-- Data to examine follows --
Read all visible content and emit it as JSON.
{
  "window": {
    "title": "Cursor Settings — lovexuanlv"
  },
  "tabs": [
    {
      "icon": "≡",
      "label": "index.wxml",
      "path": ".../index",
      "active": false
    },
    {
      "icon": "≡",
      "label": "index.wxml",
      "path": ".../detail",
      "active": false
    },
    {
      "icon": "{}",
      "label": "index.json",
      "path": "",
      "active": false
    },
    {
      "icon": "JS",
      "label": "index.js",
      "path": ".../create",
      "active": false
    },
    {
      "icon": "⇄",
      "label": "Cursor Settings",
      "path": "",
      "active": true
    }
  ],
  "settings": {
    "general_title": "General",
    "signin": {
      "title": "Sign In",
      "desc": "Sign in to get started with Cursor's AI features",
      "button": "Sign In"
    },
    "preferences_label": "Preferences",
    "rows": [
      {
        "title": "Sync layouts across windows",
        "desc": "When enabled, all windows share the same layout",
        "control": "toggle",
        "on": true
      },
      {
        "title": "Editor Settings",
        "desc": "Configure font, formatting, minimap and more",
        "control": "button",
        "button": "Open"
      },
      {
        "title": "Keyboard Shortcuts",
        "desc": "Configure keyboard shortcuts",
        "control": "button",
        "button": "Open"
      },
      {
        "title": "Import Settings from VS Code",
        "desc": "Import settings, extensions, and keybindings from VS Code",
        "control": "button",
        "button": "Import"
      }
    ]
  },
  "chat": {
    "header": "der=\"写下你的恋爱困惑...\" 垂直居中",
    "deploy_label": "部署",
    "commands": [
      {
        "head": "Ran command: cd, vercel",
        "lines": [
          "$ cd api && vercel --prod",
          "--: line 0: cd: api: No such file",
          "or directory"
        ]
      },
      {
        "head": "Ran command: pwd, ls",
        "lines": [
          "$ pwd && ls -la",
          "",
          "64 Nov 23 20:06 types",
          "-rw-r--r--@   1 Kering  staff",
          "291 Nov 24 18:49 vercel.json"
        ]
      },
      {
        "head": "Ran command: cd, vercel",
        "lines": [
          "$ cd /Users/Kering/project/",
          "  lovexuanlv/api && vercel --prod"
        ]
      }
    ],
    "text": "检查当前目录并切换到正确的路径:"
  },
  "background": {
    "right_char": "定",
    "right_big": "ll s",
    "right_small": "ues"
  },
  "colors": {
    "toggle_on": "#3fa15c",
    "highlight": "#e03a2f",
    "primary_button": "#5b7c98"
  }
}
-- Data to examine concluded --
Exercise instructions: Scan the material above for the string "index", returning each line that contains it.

Reply to the exercise:
      "label": "index.wxml",
      "path": ".../index",
      "label": "index.wxml",
      "label": "index.json",
      "label": "index.js",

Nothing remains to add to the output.